On Leaving the School for Poetic Computation

As our time at SFPC comes to a close, we were asked to fill out a learning report by  selecting and answering four questions from a larger list as a way of summing up the experience. This is mine.

 

What are some of your memorable learning experiences at the school?

A lot of my learning experiences could be classified as “mundane successes in scary subjects.”

  • Learning to count in binary
  • How to make text show up in C++
  • How to make logic gates and adders out of basic electronics (I’d largely kept away from low-level electronics because I don’t have great fine motor skills, this was very encouraging for me)
  • Understanding how programming languages actually work in Ramsey’s class and then making a simple one

These small successes didn’t yield anything worth showing other people (except as evidence of the learning) but taken together had the effect of making me feel that there is no area of technology that is too difficult for me to engage with. This is a very empowering feeling. After SFPC I will probably spend a few months developing a video game (which is something I haven’t really done before) most likely in a language I’ve never used, and I don’t think I would have felt ready for it before SFPC, but now I’m pretty sure I’ll figure it out. I think this sort of holistic computational knowledge will also allow me to tackle much more complex projects down the line.

I learned a lot about organizing experiences for others from Ida. “Organize little, document much.”

Amit’s idea of teaching as a way to best help yourself learn fundamentally changed how I thought of the vocation and really made me consider it as a life option where I hadn’t really before.

I remember doing all the reading for Allison’s class one week (I believe on the topic of how the language we use to talk about technology defines the roll it plays in our lives) and thinking “wow, thinking is fun” and “I want to read more so I can think about this more.” I hadn’t thought about technology as whole in that critical way before, that was a valuable perspective to learn.

 

What would you’d like to teach and share after the school? and how would you like to teach?

I want to teach writers how to experiment with code/technology to find new ways of conveying their stories and ideas. I also want to teach people with technology skills how to collaborate with writers or use their skills to convey non-statistical information in new and better ways. I’d like to run a workshop where writers get paired up with technologists to produce a project. I don’t think there are enough structures that facilitate this type of collaboration.

Amit has sold me on the efficacy of  very small groups, especially when teaching something people have a lot of inhibitions about (like code.) I once taught a workshop that only 4 people signed up for and I was all like “aw man, no one wanted to take my workshop,” I’m much more inclined to see that situation as an opportunity now.

I’m also excited by the possibility of devloping interactive online tools for this kind of work.

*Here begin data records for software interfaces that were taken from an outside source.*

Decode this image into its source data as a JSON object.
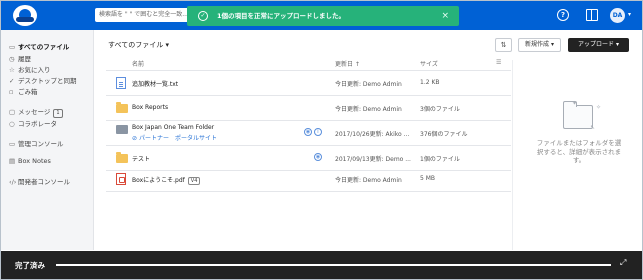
{
  "header": {
    "search_placeholder": "検索語を \" \" で囲むと完全一致...",
    "toast_message": "1個の項目を正常にアップロードしました。",
    "help_label": "?",
    "avatar_initials": "DA",
    "accent_color": "#0061d5",
    "toast_color": "#26b27a"
  },
  "sidebar": {
    "items": [
      {
        "label": "すべてのファイル",
        "icon": "folder-icon"
      },
      {
        "label": "履歴",
        "icon": "clock-icon"
      },
      {
        "label": "お気に入り",
        "icon": "star-icon"
      },
      {
        "label": "デスクトップと同期",
        "icon": "sync-icon"
      },
      {
        "label": "ごみ箱",
        "icon": "trash-icon"
      },
      {
        "label": "メッセージ",
        "icon": "message-icon",
        "badge": "1"
      },
      {
        "label": "コラボレータ",
        "icon": "user-icon"
      },
      {
        "label": "管理コンソール",
        "icon": "admin-icon"
      },
      {
        "label": "Box Notes",
        "icon": "notes-icon"
      },
      {
        "label": "開発者コンソール",
        "icon": "code-icon"
      }
    ]
  },
  "main": {
    "breadcrumb": "すべてのファイル ▾",
    "new_button": "新規作成 ▾",
    "upload_button": "アップロード ▾",
    "columns": {
      "name": "名前",
      "updated": "更新日 ↑",
      "size": "サイズ"
    },
    "rows": [
      {
        "name": "追加教材一覧.txt",
        "icon": "text-file-icon",
        "updated": "今日更新: Demo Admin",
        "size": "1.2 KB"
      },
      {
        "name": "Box Reports",
        "icon": "folder-icon",
        "updated": "今日更新: Demo Admin",
        "size": "3個のファイル"
      },
      {
        "name": "Box Japan One Team Folder",
        "sub": "パートナー　ポータルサイト",
        "icon": "external-folder-icon",
        "updated": "2017/10/26更新: Akiko ...",
        "size": "376個のファイル"
      },
      {
        "name": "テスト",
        "icon": "folder-icon",
        "updated": "2017/09/13更新: Demo ...",
        "size": "1個のファイル"
      },
      {
        "name": "Boxにようこそ.pdf",
        "version": "V4",
        "icon": "pdf-icon",
        "updated": "今日更新: Demo Admin",
        "size": "5 MB"
      }
    ]
  },
  "info_panel": {
    "text": "ファイルまたはフォルダを選択すると、詳細が表示されます。"
  },
  "footer": {
    "label": "完了済み",
    "progress": 1.0
  }
}
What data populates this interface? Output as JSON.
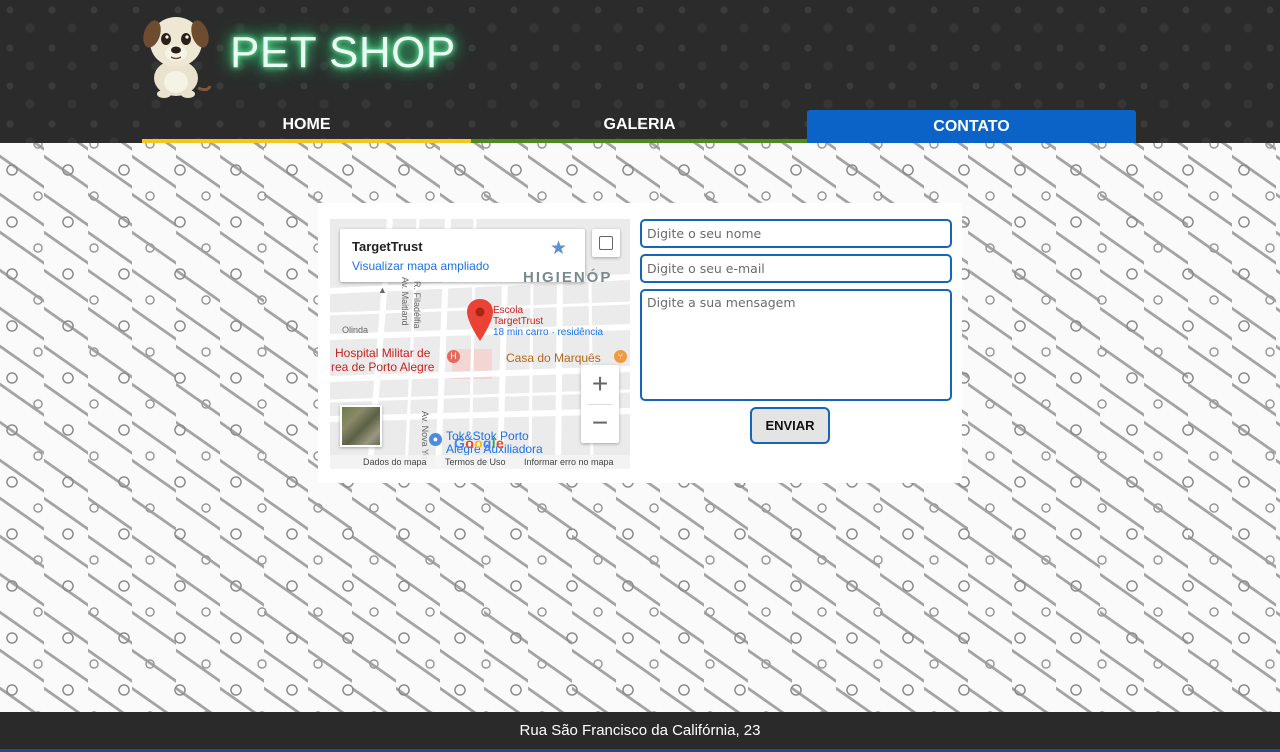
{
  "brand": {
    "name": "PET SHOP"
  },
  "nav": {
    "items": [
      {
        "label": "HOME"
      },
      {
        "label": "GALERIA"
      },
      {
        "label": "CONTATO"
      }
    ],
    "active": "CONTATO"
  },
  "map": {
    "place_name": "TargetTrust",
    "view_larger_link": "Visualizar mapa ampliado",
    "region_label": "HIGIENÓP",
    "pin_label_line1": "Escola",
    "pin_label_line2": "TargetTrust",
    "pin_label_line3": "18 min carro · residência",
    "poi_hospital_line1": "Hospital Militar de",
    "poi_hospital_line2": "rea de Porto Alegre",
    "poi_casa": "Casa do Marquês",
    "poi_tok_line1": "Tok&Stok Porto",
    "poi_tok_line2": "Alegre Auxiliadora",
    "street_maitland": "Av. Maitland",
    "street_filadelfia": "R. Filadélfia",
    "street_nova": "Av. Nova Yo",
    "street_olinda": "Olinda",
    "zoom_in": "+",
    "zoom_out": "−",
    "footer_data": "Dados do mapa",
    "footer_terms": "Termos de Uso",
    "footer_report": "Informar erro no mapa",
    "logo_text": [
      "G",
      "o",
      "o",
      "g",
      "l",
      "e"
    ]
  },
  "form": {
    "name_placeholder": "Digite o seu nome",
    "email_placeholder": "Digite o seu e-mail",
    "message_placeholder": "Digite a sua mensagem",
    "submit_label": "ENVIAR"
  },
  "footer": {
    "address": "Rua São Francisco da Califórnia, 23"
  },
  "colors": {
    "header_bg": "#2b2b2b",
    "home_underline": "#f2c81a",
    "galeria_underline": "#4d8a1e",
    "contato_active_bg": "#0b63c7",
    "field_border": "#1565b8",
    "brand_glow": "#3ee08a"
  },
  "icons": [
    "dog-mascot-icon",
    "star-icon",
    "fullscreen-icon",
    "map-pin-icon",
    "hospital-icon",
    "restaurant-icon",
    "store-icon",
    "zoom-in-icon",
    "zoom-out-icon"
  ]
}
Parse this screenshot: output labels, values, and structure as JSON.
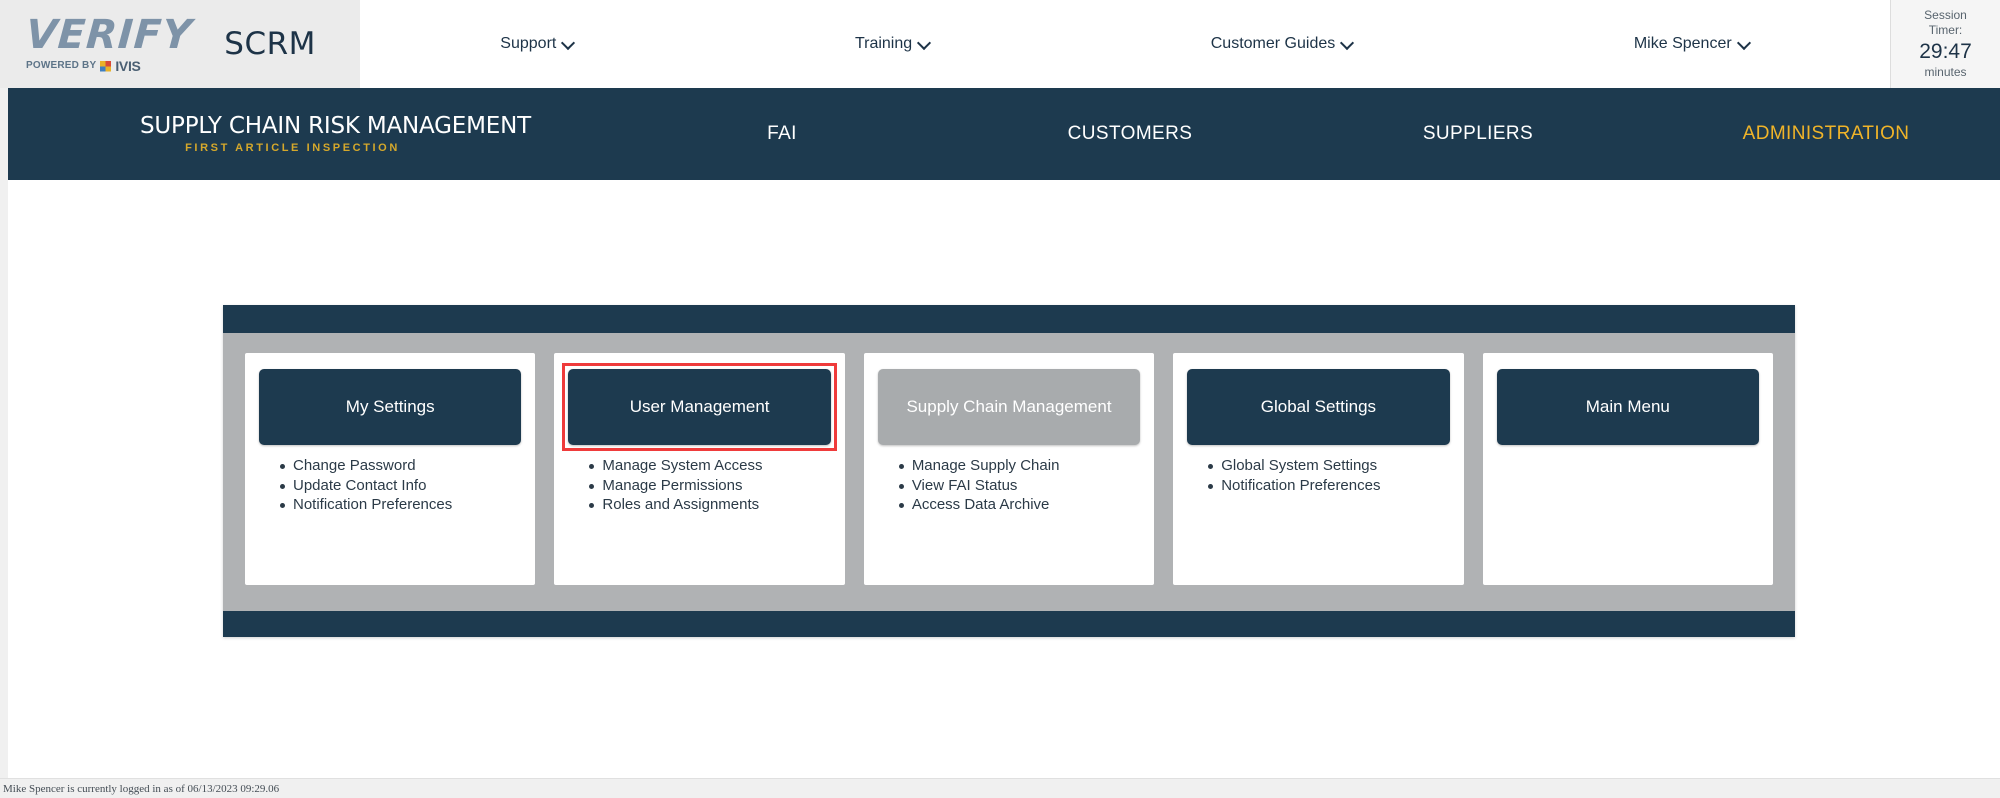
{
  "header": {
    "logo_word": "VERIFY",
    "logo_powered_by": "POWERED BY",
    "logo_ivis": "IVIS",
    "product": "SCRM",
    "nav": [
      {
        "label": "Support",
        "icon": "chevron-down-icon"
      },
      {
        "label": "Training",
        "icon": "chevron-down-icon"
      },
      {
        "label": "Customer Guides",
        "icon": "chevron-down-icon"
      },
      {
        "label": "Mike Spencer",
        "icon": "chevron-down-icon"
      }
    ],
    "session": {
      "label_line1": "Session",
      "label_line2": "Timer:",
      "time": "29:47",
      "unit": "minutes"
    }
  },
  "appnav": {
    "brand_title": "SUPPLY CHAIN RISK MANAGEMENT",
    "brand_subtitle": "FIRST ARTICLE INSPECTION",
    "tabs": [
      {
        "label": "FAI",
        "active": false
      },
      {
        "label": "CUSTOMERS",
        "active": false
      },
      {
        "label": "SUPPLIERS",
        "active": false
      },
      {
        "label": "ADMINISTRATION",
        "active": true
      }
    ],
    "active_color": "#f0b429",
    "bar_color": "#1d3a4f"
  },
  "main": {
    "cards": [
      {
        "button_label": "My Settings",
        "state": "enabled",
        "highlighted": false,
        "items": [
          "Change Password",
          "Update Contact Info",
          "Notification Preferences"
        ]
      },
      {
        "button_label": "User Management",
        "state": "enabled",
        "highlighted": true,
        "highlight_color": "#ef3b3b",
        "items": [
          "Manage System Access",
          "Manage Permissions",
          "Roles and Assignments"
        ]
      },
      {
        "button_label": "Supply Chain Management",
        "state": "disabled",
        "highlighted": false,
        "items": [
          "Manage Supply Chain",
          "View FAI Status",
          "Access Data Archive"
        ]
      },
      {
        "button_label": "Global Settings",
        "state": "enabled",
        "highlighted": false,
        "items": [
          "Global System Settings",
          "Notification Preferences"
        ]
      },
      {
        "button_label": "Main Menu",
        "state": "enabled",
        "highlighted": false,
        "items": []
      }
    ]
  },
  "footer": {
    "status": "Mike Spencer is currently logged in as of 06/13/2023 09:29.06"
  }
}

I don’t know enough to make them yet, but a lot of times a good tool and instructions on how to use it can go a long way.

 

What do you want the school to become?

I want SFPC to be an enduring part of the cultural landscape of New York City and America. My small field of digital literature has been largely siloed in a few graduate degree programs scattered around the country and for the most part inaccessible to the public. I would like to see SFPC become more of a public institution that acknowledges poetic computation as a valid use of talent and effort and serves as a bridge between the general public and the work of its students and the larger community they represent.

 

What questions are you leaving the school with?  What questions did you come in with?

How can I structure my life so that learning is a constant part of it?
How should I balance my energies between technical skill and valuable ideas? Is it more important to have original technique or original politics?
Am I still a poet?
What makes a good space for working and learning?
Is there a business-model besides commissions and installations that makes sense for this kind of work? Can publishing (many copies low price) make sense for this kind of work?